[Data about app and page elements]
-- Opening Marker --
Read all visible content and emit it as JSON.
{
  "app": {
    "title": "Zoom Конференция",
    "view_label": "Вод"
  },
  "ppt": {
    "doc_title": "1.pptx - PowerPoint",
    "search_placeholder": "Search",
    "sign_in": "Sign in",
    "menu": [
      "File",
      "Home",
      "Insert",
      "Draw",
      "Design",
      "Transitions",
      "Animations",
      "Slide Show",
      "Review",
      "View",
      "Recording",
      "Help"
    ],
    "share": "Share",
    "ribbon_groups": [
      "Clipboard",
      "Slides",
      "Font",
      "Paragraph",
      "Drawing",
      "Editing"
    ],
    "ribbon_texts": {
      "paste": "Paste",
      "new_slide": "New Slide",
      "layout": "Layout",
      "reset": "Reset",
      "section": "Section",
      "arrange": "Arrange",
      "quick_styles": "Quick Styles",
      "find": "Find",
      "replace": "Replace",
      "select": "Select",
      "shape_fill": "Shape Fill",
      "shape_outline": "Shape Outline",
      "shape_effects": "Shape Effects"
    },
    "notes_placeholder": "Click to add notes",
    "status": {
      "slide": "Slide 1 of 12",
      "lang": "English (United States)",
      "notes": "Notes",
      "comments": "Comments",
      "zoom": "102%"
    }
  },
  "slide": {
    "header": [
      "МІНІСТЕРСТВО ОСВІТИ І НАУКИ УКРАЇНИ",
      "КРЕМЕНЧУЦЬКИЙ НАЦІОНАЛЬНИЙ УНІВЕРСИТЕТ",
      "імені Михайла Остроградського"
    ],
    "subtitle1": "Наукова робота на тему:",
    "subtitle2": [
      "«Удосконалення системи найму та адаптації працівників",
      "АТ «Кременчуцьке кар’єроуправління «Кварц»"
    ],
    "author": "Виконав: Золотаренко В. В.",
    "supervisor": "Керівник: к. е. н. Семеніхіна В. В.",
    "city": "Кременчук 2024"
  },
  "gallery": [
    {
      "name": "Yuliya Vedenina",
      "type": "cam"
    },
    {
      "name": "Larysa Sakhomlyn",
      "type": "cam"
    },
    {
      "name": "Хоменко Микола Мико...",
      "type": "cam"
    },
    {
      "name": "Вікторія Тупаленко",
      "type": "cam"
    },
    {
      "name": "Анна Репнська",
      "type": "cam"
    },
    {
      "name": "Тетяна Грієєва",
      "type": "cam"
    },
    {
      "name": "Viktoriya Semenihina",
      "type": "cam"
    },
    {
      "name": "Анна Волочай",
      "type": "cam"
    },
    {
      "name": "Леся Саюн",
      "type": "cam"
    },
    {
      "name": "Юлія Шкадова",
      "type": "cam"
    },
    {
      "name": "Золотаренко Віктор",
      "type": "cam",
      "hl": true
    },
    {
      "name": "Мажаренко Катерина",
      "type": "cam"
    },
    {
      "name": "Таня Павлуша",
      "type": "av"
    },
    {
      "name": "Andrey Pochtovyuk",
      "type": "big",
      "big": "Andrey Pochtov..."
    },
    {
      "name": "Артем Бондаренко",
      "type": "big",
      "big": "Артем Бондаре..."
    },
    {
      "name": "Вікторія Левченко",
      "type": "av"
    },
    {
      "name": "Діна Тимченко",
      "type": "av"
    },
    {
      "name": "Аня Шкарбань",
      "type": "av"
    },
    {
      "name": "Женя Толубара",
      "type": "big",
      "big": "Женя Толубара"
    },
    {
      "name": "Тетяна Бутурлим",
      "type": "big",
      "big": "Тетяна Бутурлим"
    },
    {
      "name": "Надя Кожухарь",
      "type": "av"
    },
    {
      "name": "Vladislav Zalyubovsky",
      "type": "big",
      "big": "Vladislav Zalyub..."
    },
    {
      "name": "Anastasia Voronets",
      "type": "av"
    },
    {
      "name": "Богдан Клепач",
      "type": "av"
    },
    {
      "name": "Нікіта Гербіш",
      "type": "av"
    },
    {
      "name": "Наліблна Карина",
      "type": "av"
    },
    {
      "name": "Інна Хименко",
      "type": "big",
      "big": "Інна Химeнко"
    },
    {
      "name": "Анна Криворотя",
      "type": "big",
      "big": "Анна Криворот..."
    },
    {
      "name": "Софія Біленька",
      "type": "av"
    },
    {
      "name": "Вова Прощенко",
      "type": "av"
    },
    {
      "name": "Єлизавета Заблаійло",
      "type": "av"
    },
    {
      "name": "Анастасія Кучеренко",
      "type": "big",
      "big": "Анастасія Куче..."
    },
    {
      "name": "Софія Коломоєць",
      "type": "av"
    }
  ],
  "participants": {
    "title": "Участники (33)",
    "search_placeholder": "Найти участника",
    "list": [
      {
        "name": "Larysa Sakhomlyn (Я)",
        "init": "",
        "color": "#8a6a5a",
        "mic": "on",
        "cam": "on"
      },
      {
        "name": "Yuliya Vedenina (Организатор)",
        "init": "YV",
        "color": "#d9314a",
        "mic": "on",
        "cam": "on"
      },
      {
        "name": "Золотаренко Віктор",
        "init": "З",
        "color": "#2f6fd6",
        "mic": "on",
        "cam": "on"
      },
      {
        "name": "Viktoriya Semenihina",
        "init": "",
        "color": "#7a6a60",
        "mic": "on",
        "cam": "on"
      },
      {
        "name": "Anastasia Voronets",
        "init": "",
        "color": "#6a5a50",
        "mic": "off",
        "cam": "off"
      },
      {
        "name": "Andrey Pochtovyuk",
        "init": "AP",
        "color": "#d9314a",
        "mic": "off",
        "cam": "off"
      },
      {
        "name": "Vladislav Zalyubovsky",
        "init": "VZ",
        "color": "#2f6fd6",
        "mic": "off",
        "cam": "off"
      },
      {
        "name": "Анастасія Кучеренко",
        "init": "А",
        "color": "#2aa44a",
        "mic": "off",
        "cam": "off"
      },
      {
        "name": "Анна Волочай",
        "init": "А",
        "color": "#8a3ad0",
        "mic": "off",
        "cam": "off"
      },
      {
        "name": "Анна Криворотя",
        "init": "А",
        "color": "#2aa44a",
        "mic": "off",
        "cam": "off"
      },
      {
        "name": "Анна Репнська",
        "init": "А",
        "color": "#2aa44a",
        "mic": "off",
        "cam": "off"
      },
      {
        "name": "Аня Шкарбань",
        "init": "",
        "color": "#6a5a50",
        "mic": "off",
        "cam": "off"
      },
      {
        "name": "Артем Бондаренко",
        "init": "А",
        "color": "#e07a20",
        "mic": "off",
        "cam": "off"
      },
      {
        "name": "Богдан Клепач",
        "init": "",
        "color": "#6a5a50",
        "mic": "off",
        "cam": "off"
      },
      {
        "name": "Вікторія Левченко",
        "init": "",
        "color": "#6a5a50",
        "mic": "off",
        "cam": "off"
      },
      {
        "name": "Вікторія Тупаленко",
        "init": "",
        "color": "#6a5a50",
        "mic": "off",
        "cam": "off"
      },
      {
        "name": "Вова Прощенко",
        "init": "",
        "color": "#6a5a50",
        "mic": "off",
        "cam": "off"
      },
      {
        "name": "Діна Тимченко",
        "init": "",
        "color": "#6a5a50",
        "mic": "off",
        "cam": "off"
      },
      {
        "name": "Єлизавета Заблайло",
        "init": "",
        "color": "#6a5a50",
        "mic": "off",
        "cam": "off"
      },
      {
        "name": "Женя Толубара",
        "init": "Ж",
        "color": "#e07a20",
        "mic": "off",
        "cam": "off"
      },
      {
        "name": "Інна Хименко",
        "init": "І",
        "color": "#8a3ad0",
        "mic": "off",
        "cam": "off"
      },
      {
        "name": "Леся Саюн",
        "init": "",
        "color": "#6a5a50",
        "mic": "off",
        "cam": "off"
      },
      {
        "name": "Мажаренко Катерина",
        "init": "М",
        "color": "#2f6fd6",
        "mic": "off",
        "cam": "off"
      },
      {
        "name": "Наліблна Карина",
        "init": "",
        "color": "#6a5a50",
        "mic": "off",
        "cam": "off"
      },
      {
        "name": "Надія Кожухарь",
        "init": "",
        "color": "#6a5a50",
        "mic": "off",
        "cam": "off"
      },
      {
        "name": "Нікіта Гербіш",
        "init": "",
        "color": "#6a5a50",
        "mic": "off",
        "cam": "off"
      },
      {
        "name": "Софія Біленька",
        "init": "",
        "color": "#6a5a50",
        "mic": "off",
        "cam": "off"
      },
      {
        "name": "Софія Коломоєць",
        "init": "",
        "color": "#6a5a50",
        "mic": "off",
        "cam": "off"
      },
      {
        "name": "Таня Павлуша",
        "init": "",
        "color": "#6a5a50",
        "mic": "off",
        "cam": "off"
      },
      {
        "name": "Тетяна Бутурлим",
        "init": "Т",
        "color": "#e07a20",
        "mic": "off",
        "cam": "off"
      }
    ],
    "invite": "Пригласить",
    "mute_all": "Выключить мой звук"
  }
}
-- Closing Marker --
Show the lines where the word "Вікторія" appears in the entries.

WRITTEN RESPONSE:
      "name": "Вікторія Тупаленко",
      "name": "Вікторія Левченко",
        "name": "Вікторія Левченко",
        "name": "Вікторія Тупаленко",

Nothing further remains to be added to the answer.